The rollout of CASL has taken place in parts. The legislation will come into full effect on July 1, 2017. As of July 1, 2014, CEMs can no longer be sent without at least “implied” consent from the recipient. As of January 15, 2015, new rules surrounding the installation of computer programs came into effect. As of July 1, 2017, the sections of the legislation pertaining to a private right of action for consumers against companies that breach CASL will come into effect.

Notwithstanding an applicable exception, there are three major components encompassing compliance with CASL: (i) obtaining consent; (ii) discernible identification information; and (iii) the presence of an unsubscribe mechanism.

There are cautionary steps businesses can utilize to ensure compliance with the consent requirements under CASL. One of the most important steps is to receive an explicit “opt-in” from recipients prior to sending them any CEMs. Unlike in the United States, getting consent requires positive action from the recipient and therefore the use of “opt-out “or pre-checked opt-in boxes are not considered to be valid consent in Canada.

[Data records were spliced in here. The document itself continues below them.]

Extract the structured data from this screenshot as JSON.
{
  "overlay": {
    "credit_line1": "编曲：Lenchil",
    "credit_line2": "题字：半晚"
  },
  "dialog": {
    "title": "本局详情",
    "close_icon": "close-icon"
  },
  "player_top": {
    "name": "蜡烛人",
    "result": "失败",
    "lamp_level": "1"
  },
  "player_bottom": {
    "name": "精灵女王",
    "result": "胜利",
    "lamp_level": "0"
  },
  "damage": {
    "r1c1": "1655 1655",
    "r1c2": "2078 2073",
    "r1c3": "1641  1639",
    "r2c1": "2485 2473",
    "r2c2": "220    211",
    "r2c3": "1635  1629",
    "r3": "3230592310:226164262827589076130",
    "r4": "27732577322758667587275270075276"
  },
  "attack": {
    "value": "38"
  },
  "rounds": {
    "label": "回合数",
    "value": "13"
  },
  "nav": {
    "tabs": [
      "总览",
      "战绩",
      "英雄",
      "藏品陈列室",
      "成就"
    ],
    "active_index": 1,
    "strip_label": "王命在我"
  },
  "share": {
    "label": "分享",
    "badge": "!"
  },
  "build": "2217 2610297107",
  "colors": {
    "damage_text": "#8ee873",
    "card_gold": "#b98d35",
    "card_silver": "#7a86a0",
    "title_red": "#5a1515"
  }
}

Consent to receive CEMs must be given separately from consent to terms and conditions or other types of consent or acknowledgement you seek from your potential recipients.

Depending on the type and length of an existing client relationship, you may not have to get explicit consent from the recipient of your CEM. This being said, express consent attained through proper opt-in mechanisms is always preferred. Express consent will remain valid until revoked by the recipient. The onus of proving consent remains with the sender of the CEM and therefore thorough records should be kept.

Once consent is obtained and you’re ready to start sending CEMs, the next requirement to satisfy surrounds identification information contained within the CEM itself. The sender’s identity, or the identity of who the CEM is being sent on behalf of, must be included in the message. Furthermore, the sender’s contact information, including a mailing address and a telephone number, email address, or website must be contained within the message. The contact information must remain valid for a period following the transmission of the message.

Lastly, each CEM must contain a mechanism allowing the recipient to unsubscribe from any future communication at no personal cost. If this is done by re-directing the recipient to a website, that website must also remain valid for a period of time following the transmission. In the event a recipient unsubscribes from future communication, that recipient must be removed from the mailing list no later than 10 days after the un-subscription.

There are further requirements that businesses must comply with under CASL, CASL applies generally to people and businesses using electronic channels to promote their business or communicate with their customers. Compliance is mandatory and non-compliance can lead to a magnitude of negative consequences. As such, if you are worried that your current electronic marketing efforts do not comply with CASL, you should contact Aluvion’s team of legal professionals to get the advice you need.

As a new member of the Aluvion team, Katelyn is eagerly developing her corporate practice after articling at a small litigation firm. Contact Katelyn today at katelyndempsey@aluvionlaw.com